Pregnant Tamiko, 15 years old, is so overwhelmed by the invasion of Okinawa by the Americans and the loss of her sister, Hatsuko, that she jumps off the Okinawan cliffs to her death. At the bottom of the East China Sea, she and her unborn baby await the kami or (God-spirits) to take them to the after-world. In order to attain this glorious end, they must await the coming of another living person to whom they will attach and enter into their final journey. While they wait she tells the story of her family’s participation in the defense of their homeland. Every word, deed, thought and feeling is expected to glorify their Emperor and the upcoming victory of the Japanese soldiers and sailors who will free them from the Americans. Tamiko’s mother knows better and speaks what Hatsuko and Tamiko fear are traitorous words that could guarantee severe punishment, if not death at the hands of Japanese. For Tamiko’s mother knows about the strength of the “sleeping giant” who has been awakened by the Japanese attack on Pearl Harbor. Hatsuko, however, who is in love with a Japanese officer, is so besotted with the Japanese soldiers and propaganda that she is determined to help them in what she believes will soon be a brilliant victory despite the horrific conditions of the camps and military hospitals on the island!
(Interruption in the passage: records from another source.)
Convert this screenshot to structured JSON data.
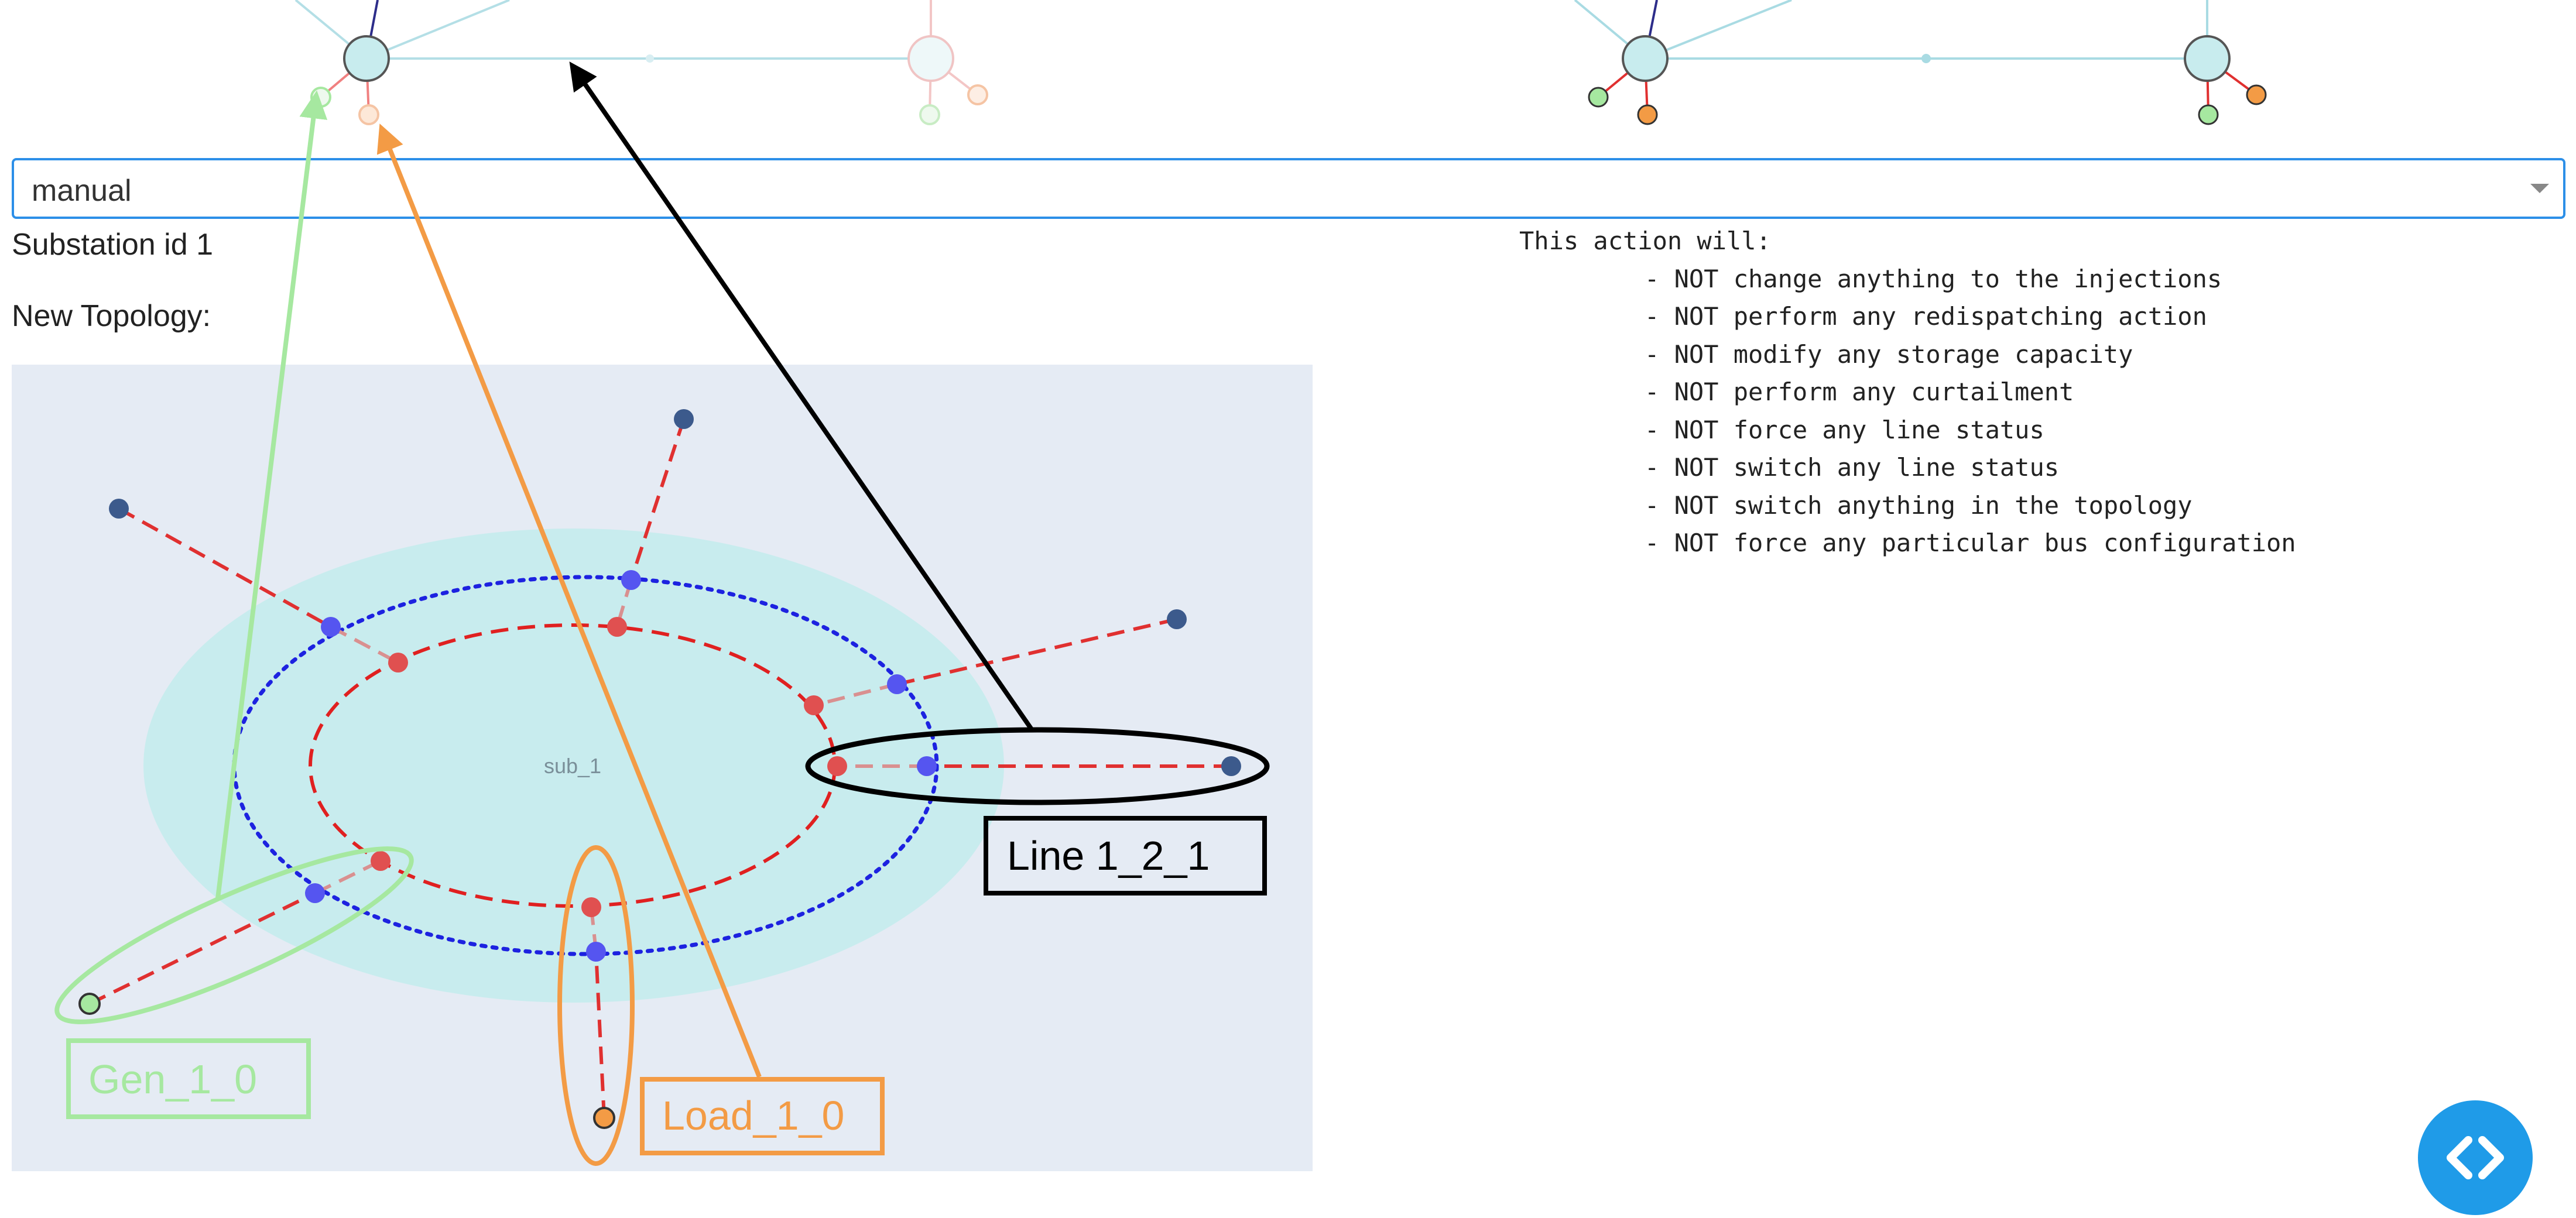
{
  "select": {
    "value": "manual"
  },
  "substation": {
    "label": "Substation id 1"
  },
  "topology": {
    "label": "New Topology:"
  },
  "action_summary": {
    "header": "This action will:",
    "items": [
      "- NOT change anything to the injections",
      "- NOT perform any redispatching action",
      "- NOT modify any storage capacity",
      "- NOT perform any curtailment",
      "- NOT force any line status",
      "- NOT switch any line status",
      "- NOT switch anything in the topology",
      "- NOT force any particular bus configuration"
    ]
  },
  "diagram": {
    "substation_name": "sub_1",
    "callouts": {
      "line": "Line 1_2_1",
      "gen": "Gen_1_0",
      "load": "Load_1_0"
    }
  },
  "colors": {
    "bus1": "#e03030",
    "bus2": "#2020e0",
    "line_element": "#3c5a8c",
    "generator": "#a6e8a0",
    "load": "#f39b45",
    "substation_fill": "#c8ecee",
    "plot_background": "#e5ebf4",
    "fab": "#1f9be8"
  }
}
Years later, Luz James, the rebellious daughter of an American military officer, is mourning the loss of her sister Codie, an Air Force enlistee who was killed in Afghanistan. Codie is so very angry at her mother for talking Codie into enlisting that she blames her for Codie’s death until soon after Luz discovers a letter written in Japanese that leads her to begin a quest to discover the roots of her family; for if she succeeds in this search, the “yuta” or seer will make contact with Codie and then Luz can ask her what direction the rest of her life should take. The journey she shares with Jake and sometimes her other druggie acquaintances is phenomenal for the secrets it reveals not only about her own family but also that of Tamiko and Hatsuko’s family. It’s a coming-of-age story of parallel lives that eventually will coalesce the two stories into an aspect of Okinawan history little known to most Western readers.
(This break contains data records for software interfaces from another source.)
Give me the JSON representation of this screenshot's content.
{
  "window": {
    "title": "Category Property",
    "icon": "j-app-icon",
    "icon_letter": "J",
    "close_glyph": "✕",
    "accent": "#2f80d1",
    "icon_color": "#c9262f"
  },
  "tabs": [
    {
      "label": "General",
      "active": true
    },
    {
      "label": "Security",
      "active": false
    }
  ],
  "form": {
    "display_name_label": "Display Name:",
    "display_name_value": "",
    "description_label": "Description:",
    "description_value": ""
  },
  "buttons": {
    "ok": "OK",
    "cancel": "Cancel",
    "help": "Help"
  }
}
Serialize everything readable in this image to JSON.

For Okinawa had its own proud history but gradually through poverty and ill fortune turned into the Okinawans being considered un-Japanese and therefore inferior to their Japanese neighbor. Americans are initially portrayed as having no history to respect and honor, an attitude that will alter dramatically because of the events depicted in this complex novel.
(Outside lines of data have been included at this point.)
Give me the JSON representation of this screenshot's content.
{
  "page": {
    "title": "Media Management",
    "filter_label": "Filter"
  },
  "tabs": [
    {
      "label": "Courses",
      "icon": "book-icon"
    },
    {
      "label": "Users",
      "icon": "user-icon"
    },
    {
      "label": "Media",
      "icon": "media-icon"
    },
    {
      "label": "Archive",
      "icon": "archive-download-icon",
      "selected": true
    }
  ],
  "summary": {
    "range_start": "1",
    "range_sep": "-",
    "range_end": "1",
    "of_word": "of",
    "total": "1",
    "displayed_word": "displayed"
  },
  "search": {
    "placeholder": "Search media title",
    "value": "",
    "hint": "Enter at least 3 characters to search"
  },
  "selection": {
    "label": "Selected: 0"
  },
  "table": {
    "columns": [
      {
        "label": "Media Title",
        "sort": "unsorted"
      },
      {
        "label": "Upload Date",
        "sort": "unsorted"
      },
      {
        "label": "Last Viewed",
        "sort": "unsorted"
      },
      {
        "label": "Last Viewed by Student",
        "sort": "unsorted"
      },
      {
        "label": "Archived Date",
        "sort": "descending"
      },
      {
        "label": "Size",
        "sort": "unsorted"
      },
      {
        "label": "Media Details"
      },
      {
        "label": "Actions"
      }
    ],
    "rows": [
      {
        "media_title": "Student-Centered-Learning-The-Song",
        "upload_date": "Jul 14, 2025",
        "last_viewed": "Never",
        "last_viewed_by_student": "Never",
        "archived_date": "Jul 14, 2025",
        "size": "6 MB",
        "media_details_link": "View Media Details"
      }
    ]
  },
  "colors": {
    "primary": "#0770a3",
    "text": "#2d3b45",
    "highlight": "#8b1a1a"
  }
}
Above the East China Sea: A Novel is a phenomenal read, as layers and layers of truth and lies are revealed, like peeling an onion to reveal the potent and magnificent taste hidden inside. The devastation of Okinawa during the war, as well as the depth of service of American soldiers, who sacrifice more than their lives, is gradually exposed in an unforgettable, irresistible way that defies the imagination! Superb work of historical fiction!